Work to be completed. This task calls for copying every line of the records that includes the word "연구실안전관리사".

Data listing.
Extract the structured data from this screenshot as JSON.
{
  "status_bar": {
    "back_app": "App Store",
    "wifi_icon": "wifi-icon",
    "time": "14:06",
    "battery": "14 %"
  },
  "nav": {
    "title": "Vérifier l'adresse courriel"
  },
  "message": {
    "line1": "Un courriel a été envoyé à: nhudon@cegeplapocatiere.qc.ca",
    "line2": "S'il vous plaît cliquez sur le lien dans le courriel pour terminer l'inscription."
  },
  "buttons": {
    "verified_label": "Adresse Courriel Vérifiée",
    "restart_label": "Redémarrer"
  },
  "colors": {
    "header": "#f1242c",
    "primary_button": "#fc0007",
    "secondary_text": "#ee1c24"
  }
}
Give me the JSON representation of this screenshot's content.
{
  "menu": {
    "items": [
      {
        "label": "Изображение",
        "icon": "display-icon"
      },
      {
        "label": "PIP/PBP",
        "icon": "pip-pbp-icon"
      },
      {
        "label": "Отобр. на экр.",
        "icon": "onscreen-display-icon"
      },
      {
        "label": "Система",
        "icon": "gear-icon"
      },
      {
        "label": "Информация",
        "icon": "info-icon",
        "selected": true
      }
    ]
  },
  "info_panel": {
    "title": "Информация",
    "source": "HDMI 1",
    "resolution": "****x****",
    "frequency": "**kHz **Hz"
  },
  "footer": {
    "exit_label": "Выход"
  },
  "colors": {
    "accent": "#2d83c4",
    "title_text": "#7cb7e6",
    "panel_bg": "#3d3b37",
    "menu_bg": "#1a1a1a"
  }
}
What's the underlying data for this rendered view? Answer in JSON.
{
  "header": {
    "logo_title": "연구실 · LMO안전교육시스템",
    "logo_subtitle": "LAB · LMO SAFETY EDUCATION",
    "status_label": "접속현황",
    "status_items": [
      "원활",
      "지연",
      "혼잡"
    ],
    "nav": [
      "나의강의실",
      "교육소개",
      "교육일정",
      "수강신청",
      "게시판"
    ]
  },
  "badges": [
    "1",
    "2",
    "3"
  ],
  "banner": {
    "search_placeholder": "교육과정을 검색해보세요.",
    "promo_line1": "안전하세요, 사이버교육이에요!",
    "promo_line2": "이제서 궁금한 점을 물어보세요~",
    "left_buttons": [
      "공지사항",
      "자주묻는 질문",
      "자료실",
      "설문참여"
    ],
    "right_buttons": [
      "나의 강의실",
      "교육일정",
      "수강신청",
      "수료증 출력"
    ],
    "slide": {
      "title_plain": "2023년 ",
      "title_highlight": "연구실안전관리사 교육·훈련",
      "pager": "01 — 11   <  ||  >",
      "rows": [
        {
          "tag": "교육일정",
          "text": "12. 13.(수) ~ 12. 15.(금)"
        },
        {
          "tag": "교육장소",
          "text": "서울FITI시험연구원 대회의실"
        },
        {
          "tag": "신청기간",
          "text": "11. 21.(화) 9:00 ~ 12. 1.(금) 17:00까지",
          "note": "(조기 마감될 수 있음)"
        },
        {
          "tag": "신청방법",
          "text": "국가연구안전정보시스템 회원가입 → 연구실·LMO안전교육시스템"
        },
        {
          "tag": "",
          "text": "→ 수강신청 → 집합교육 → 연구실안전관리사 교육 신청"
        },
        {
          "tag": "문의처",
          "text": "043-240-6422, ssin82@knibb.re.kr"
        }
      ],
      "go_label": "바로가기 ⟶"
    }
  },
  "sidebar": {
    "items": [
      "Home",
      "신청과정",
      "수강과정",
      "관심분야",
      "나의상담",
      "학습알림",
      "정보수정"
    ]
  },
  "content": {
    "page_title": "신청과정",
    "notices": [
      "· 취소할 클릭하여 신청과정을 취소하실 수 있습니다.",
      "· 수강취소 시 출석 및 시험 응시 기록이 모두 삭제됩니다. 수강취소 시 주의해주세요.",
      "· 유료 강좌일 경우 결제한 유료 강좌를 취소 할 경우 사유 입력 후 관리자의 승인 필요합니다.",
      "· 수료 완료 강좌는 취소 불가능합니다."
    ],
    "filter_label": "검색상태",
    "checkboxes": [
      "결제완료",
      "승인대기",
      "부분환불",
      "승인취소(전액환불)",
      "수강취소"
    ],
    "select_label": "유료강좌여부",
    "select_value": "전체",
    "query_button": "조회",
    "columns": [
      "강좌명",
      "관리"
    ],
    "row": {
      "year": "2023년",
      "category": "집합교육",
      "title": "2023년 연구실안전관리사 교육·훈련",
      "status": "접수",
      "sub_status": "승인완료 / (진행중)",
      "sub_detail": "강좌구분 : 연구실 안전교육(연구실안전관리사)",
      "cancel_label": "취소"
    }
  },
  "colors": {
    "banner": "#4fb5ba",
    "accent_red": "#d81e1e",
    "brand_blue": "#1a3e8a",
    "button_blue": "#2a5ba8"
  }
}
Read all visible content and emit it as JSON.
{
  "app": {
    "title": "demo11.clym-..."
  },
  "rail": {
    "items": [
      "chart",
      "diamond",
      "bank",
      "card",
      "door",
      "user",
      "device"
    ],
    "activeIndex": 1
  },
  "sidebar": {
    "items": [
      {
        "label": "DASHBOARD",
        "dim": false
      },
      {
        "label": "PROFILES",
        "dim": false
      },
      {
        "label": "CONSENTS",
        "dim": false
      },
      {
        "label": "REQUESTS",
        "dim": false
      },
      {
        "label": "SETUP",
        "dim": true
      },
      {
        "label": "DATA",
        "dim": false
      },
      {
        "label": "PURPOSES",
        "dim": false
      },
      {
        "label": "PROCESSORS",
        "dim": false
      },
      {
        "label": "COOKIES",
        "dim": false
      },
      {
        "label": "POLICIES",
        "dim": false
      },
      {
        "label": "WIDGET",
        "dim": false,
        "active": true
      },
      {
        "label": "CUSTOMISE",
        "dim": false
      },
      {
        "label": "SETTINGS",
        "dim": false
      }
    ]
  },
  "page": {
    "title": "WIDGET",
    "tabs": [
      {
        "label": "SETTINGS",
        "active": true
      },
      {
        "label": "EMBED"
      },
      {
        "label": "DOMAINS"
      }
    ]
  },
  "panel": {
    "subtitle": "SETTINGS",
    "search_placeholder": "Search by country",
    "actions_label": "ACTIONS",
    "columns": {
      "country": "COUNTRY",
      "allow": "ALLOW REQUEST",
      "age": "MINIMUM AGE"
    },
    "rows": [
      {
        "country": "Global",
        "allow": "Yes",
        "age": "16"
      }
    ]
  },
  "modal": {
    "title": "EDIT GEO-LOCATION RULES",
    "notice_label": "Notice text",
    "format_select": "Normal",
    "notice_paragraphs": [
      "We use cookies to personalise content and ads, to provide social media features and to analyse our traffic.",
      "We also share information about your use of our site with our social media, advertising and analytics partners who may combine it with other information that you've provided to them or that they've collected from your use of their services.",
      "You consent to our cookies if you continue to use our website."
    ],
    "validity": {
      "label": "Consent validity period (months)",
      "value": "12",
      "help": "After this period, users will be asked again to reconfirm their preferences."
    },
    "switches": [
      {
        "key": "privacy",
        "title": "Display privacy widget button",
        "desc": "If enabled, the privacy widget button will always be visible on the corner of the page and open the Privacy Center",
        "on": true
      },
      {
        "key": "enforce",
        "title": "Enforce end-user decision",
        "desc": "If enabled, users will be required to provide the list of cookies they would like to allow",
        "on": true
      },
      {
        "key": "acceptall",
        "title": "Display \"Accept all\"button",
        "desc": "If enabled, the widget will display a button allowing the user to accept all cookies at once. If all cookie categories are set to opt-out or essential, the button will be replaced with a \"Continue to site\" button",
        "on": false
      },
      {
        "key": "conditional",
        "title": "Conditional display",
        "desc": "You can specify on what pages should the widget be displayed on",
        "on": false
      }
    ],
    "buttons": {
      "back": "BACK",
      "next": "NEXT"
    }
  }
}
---
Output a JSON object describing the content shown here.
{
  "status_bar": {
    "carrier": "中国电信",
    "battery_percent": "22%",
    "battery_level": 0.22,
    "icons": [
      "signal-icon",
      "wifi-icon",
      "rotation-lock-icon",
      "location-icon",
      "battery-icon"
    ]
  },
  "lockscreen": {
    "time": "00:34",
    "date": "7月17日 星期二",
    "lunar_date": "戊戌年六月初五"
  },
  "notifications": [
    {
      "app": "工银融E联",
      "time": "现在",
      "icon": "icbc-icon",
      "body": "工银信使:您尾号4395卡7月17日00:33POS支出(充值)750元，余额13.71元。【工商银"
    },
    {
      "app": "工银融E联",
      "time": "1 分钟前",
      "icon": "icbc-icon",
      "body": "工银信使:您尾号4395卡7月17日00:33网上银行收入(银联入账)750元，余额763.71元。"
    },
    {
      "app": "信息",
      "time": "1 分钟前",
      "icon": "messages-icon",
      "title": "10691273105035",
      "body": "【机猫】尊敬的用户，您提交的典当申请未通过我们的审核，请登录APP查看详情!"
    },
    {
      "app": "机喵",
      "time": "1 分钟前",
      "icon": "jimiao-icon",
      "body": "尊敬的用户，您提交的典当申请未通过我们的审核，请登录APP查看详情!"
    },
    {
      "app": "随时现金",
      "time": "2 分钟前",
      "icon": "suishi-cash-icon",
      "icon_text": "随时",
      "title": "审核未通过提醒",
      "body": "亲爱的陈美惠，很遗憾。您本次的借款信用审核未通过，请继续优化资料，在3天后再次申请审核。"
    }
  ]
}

Output of the task.
      "title_highlight": "연구실안전관리사 교육·훈련",
          "text": "→ 수강신청 → 집합교육 → 연구실안전관리사 교육 신청"
      "title": "2023년 연구실안전관리사 교육·훈련",
      "sub_detail": "강좌구분 : 연구실 안전교육(연구실안전관리사)",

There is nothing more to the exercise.